Editor’s note: This article is from the archives of the MSU Crop Advisory Team Alerts. Check the label of any pesticide referenced to ensure your use is included.
Soybean sudden death syndrome (SDS) has been prevalent this year in Michigan and across the north central states. So far in 2010, SDS has been identified in an additional six Michigan counties, bringing the total number of counties with confirmed SDS to 12. SDS is predominantly found across the south of the state but has been observed as far north as Genesee County (Figure 1).
The first step in managing the disease is to identify the problem. Although it is now becoming difficult to identify SDS symptoms, it is not too late to submit suspect plants or report locations for testing. It can be difficult to distinguish SDS from other diseases such as brown stem rot, so it is recommended that a sample be submitted for lab testing.
As part of a funded project jointly funded by MSPC and Project GREEEN, we are offering free testing of suspect samples. Samples submitted for SDS testing will allow us to determine the extent of SDS spread and to collect isolates to assess the diversity and aggressiveness of the fungus, which will ultimately facilitate the development of resistant varieties and improved management options.

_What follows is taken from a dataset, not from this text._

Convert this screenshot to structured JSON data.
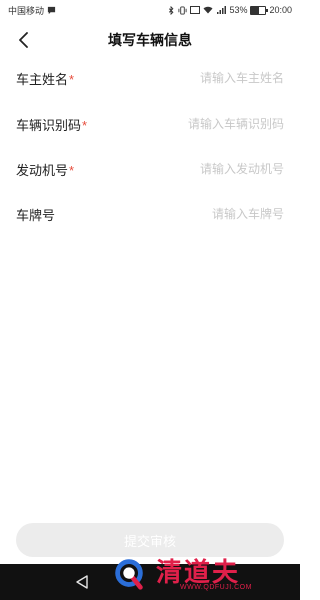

Please include entire plants in you shipment. Do not wash roots, but if necessary shake off excess soil. To prevent soil from touching the foliage, roots can be placed into a separate plastic bag and secured at the soil line with a rubber band. Alternatively, you may provide a location from which we can sample. Please include grower name and contact details as well as detailed directions, crossroads or address preferably with GPS coordinates.
Samples or location details can be sent to Martin Chilvers, 34 Plant Biology building, 178 Wilson Rd, East Lansing, Michigan 48823. Email firstname.lastname@example.org, phone 517-353-9967 or fax 517-353-1781.
For further information, read the Field CAT Alert article from July 29: Soybean sudden death syndrome (SDS) - Fusarium virguliforme.